Energy is a cornerstone of the Kyrgyz economy and accounts for 4 percent of GDP and 16 percent of industrial production. Kyrgyzstan possesses an installed capacity of 3,640 MW, mainly supplied through its large-scale hydropower plants (79,9 percent), Heat and Power Plants (19,7 percent) and small-scale Hydropower Plants (0,4 percent).
Since Kyrgyzstan attained independence in 1991, the energy sector has been in a state of continuous deterioration as a result of lack of investments, poor operational management, nepotism and clientelism, non-feasibility and lack of capacity. These deeply entrenched structural issues have underpinned the sector’s vulnerability and imperil a reliable and effective supply of energy to the Kyrgyz population, leading to frequent bottlenecks and power outages especially during winter months.
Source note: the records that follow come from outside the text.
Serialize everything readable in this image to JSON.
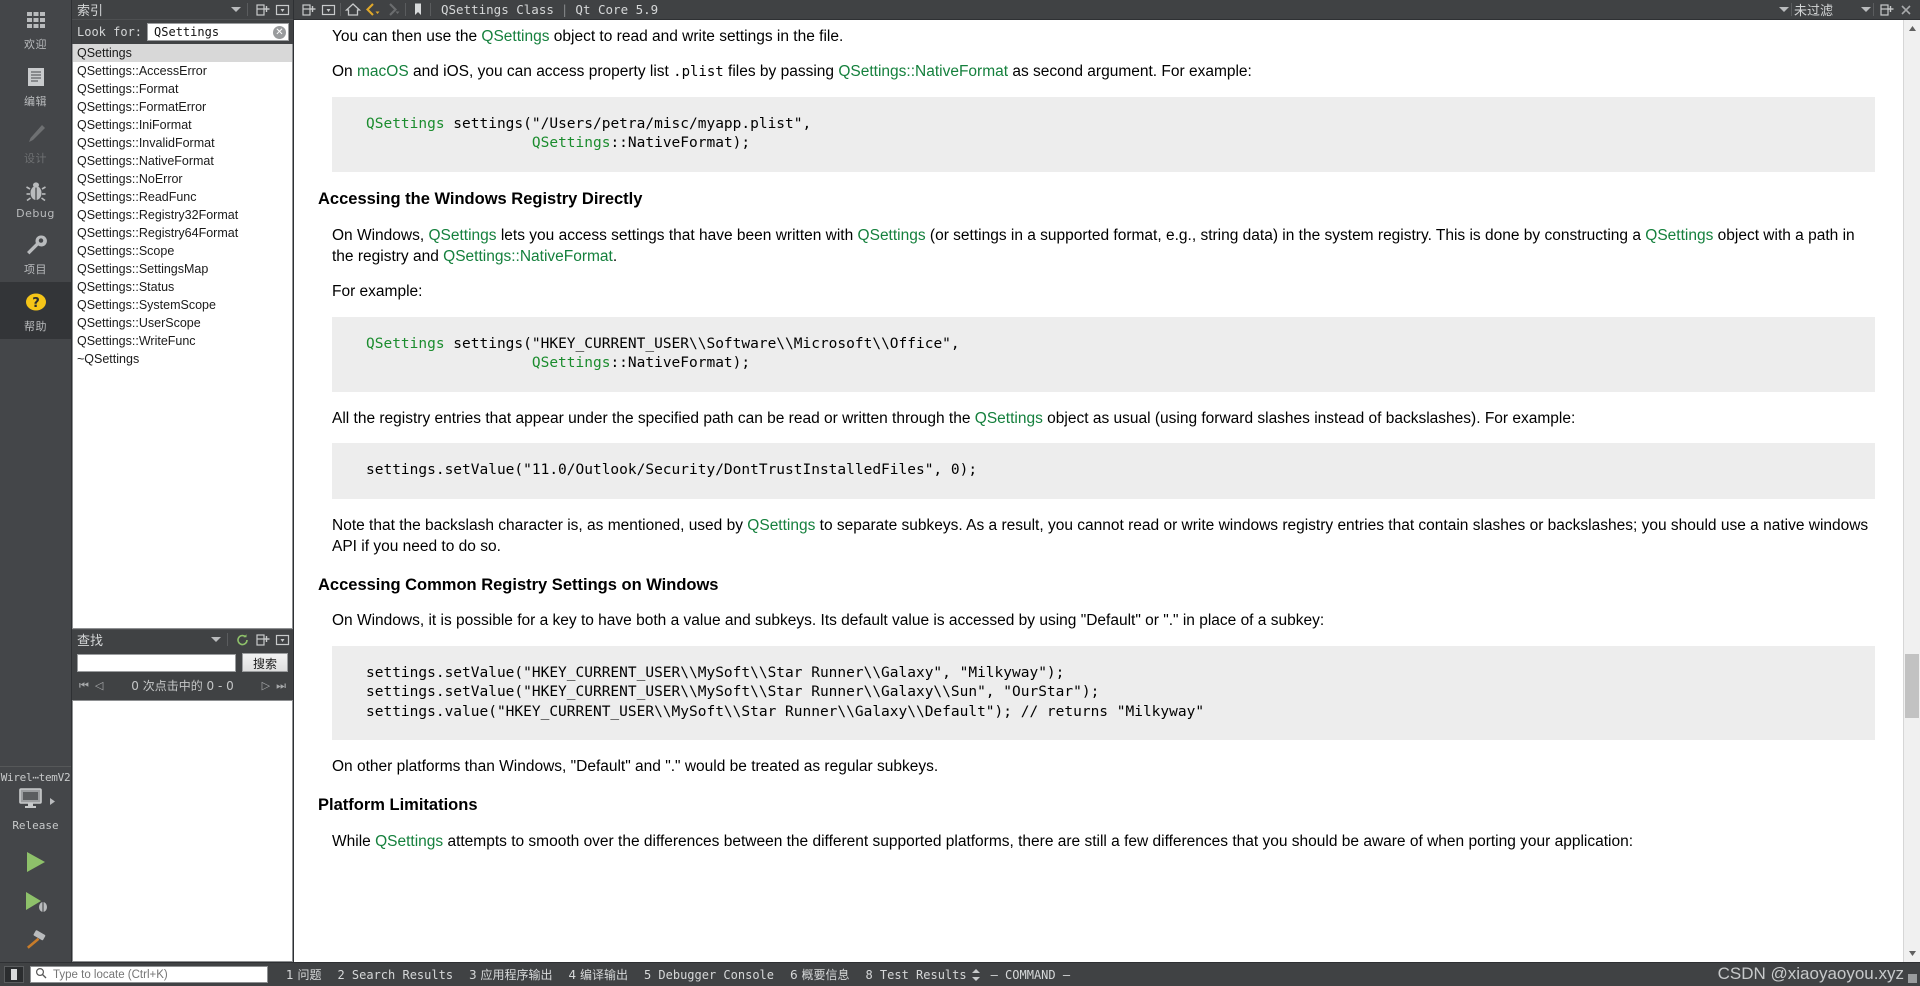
{
  "modebar": {
    "items": [
      {
        "label": "欢迎",
        "icon": "grid-icon",
        "state": "normal"
      },
      {
        "label": "编辑",
        "icon": "document-icon",
        "state": "normal"
      },
      {
        "label": "设计",
        "icon": "pencil-icon",
        "state": "disabled"
      },
      {
        "label": "Debug",
        "icon": "bug-icon",
        "state": "normal"
      },
      {
        "label": "项目",
        "icon": "wrench-icon",
        "state": "normal"
      },
      {
        "label": "帮助",
        "icon": "question-help-icon",
        "state": "active"
      }
    ],
    "kit": {
      "name": "Wirel⋯temV2",
      "build_config": "Release",
      "target_icon": "desktop-monitor-icon",
      "run_label": "run-button",
      "debug_label": "run-debug-button",
      "build_label": "build-hammer-button"
    }
  },
  "help_panel": {
    "title": "索引",
    "look_for_label": "Look for:",
    "look_for_value": "QSettings",
    "index_items": [
      "QSettings",
      "QSettings::AccessError",
      "QSettings::Format",
      "QSettings::FormatError",
      "QSettings::IniFormat",
      "QSettings::InvalidFormat",
      "QSettings::NativeFormat",
      "QSettings::NoError",
      "QSettings::ReadFunc",
      "QSettings::Registry32Format",
      "QSettings::Registry64Format",
      "QSettings::Scope",
      "QSettings::SettingsMap",
      "QSettings::Status",
      "QSettings::SystemScope",
      "QSettings::UserScope",
      "QSettings::WriteFunc",
      "~QSettings"
    ],
    "selected_index": 0,
    "search": {
      "title": "查找",
      "input_value": "",
      "button_label": "搜索",
      "hits_text": "0 次点击中的 0 - 0"
    }
  },
  "viewer": {
    "breadcrumb_title": "QSettings Class",
    "breadcrumb_sep": "|",
    "breadcrumb_module": "Qt Core 5.9",
    "filter_label": "未过滤"
  },
  "doc": {
    "p1_pre": "You can then use the ",
    "p1_link": "QSettings",
    "p1_post": " object to read and write settings in the file.",
    "p2_a": "On ",
    "p2_link1": "macOS",
    "p2_b": " and iOS, you can access property list ",
    "p2_code": ".plist",
    "p2_c": " files by passing ",
    "p2_link2": "QSettings::NativeFormat",
    "p2_d": " as second argument. For example:",
    "code1": "QSettings settings(\"/Users/petra/misc/myapp.plist\",\n                   QSettings::NativeFormat);",
    "code1_tok1": "QSettings",
    "code1_tok2": "QSettings",
    "h1": "Accessing the Windows Registry Directly",
    "p3_a": "On Windows, ",
    "p3_link1": "QSettings",
    "p3_b": " lets you access settings that have been written with ",
    "p3_link2": "QSettings",
    "p3_c": " (or settings in a supported format, e.g., string data) in the system registry. This is done by constructing a ",
    "p3_link3": "QSettings",
    "p3_d": " object with a path in the registry and ",
    "p3_link4": "QSettings::NativeFormat",
    "p3_e": ".",
    "p4": "For example:",
    "code2_l1_a": "QSettings",
    "code2_l1_b": " settings(\"HKEY_CURRENT_USER\\\\Software\\\\Microsoft\\\\Office\",",
    "code2_l2_a": "                   QSettings",
    "code2_l2_b": "::NativeFormat);",
    "p5_a": "All the registry entries that appear under the specified path can be read or written through the ",
    "p5_link": "QSettings",
    "p5_b": " object as usual (using forward slashes instead of backslashes). For example:",
    "code3": "settings.setValue(\"11.0/Outlook/Security/DontTrustInstalledFiles\", 0);",
    "p6_a": "Note that the backslash character is, as mentioned, used by ",
    "p6_link": "QSettings",
    "p6_b": " to separate subkeys. As a result, you cannot read or write windows registry entries that contain slashes or backslashes; you should use a native windows API if you need to do so.",
    "h2": "Accessing Common Registry Settings on Windows",
    "p7": "On Windows, it is possible for a key to have both a value and subkeys. Its default value is accessed by using \"Default\" or \".\" in place of a subkey:",
    "code4": "settings.setValue(\"HKEY_CURRENT_USER\\\\MySoft\\\\Star Runner\\\\Galaxy\", \"Milkyway\");\nsettings.setValue(\"HKEY_CURRENT_USER\\\\MySoft\\\\Star Runner\\\\Galaxy\\\\Sun\", \"OurStar\");\nsettings.value(\"HKEY_CURRENT_USER\\\\MySoft\\\\Star Runner\\\\Galaxy\\\\Default\"); // returns \"Milkyway\"",
    "p8": "On other platforms than Windows, \"Default\" and \".\" would be treated as regular subkeys.",
    "h3": "Platform Limitations",
    "p9_a": "While ",
    "p9_link": "QSettings",
    "p9_b": " attempts to smooth over the differences between the different supported platforms, there are still a few differences that you should be aware of when porting your application:"
  },
  "bottombar": {
    "locator_placeholder": "Type to locate (Ctrl+K)",
    "locator_value": "",
    "outputs": [
      "1 问题",
      "2 Search Results",
      "3 应用程序输出",
      "4 编译输出",
      "5 Debugger Console",
      "6 概要信息",
      "8 Test Results"
    ],
    "command_label": "— COMMAND —"
  },
  "watermark": "CSDN @xiaoyaoyou.xyz",
  "colors": {
    "chrome": "#404244",
    "link_green": "#15803d",
    "code_bg": "#ededed",
    "accent_yellow": "#f5c518"
  }
}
This predicament is aggravated by a growing demand for energy, as most residential consumers, who are unable to afford imported coal, have switched to electricity for heating and cooking. This has made electricity one of the most important and vital commodities in Kyrgyzstan.
In recent years Kyrgyzstan has been subject to serious energy crisis. The energy sector’s structural deficits, when coupled with cycles of poor hydrology and changes in precipitation, can easily lead to widespread power outages with serious consequences for the local population and economy. This was already the case in the winters 2009/2010 and 2014/2015 when large parts of the Kyrgyz populations were deprived of access to electricity for hot water, lighting and heating. The World Bank estimates that power shortages such these translate into of economic losses worth US$300 million or 4.2 percent of national Gross Domestic Product (GDP). Failure to improve the reliability of energy supply in near future will likely lead to mass protests and government upheavals, as was the case in 2010.
Unison supports the Kyrgyz government in its renewable energy, energy efficiency and governance efforts to ensure that marginalized groups of Kyrgyz society (such as rural families and low-income households) receive continuous and reliable access to energy for their daily needs. Unison’s energy activities includes the provision of grants and loans to precipitate renewable energy marketization, strengthening of the legislative and regulatory framework to pave way for innovation and green entrepreneurialism, implementation of pilot projects to demonstrate the various possibilities to combine modern technologies with local traditions, and increasing awareness and literacy among local energy consumers.
Learn more about Unison’s Sustainable Energy Programs: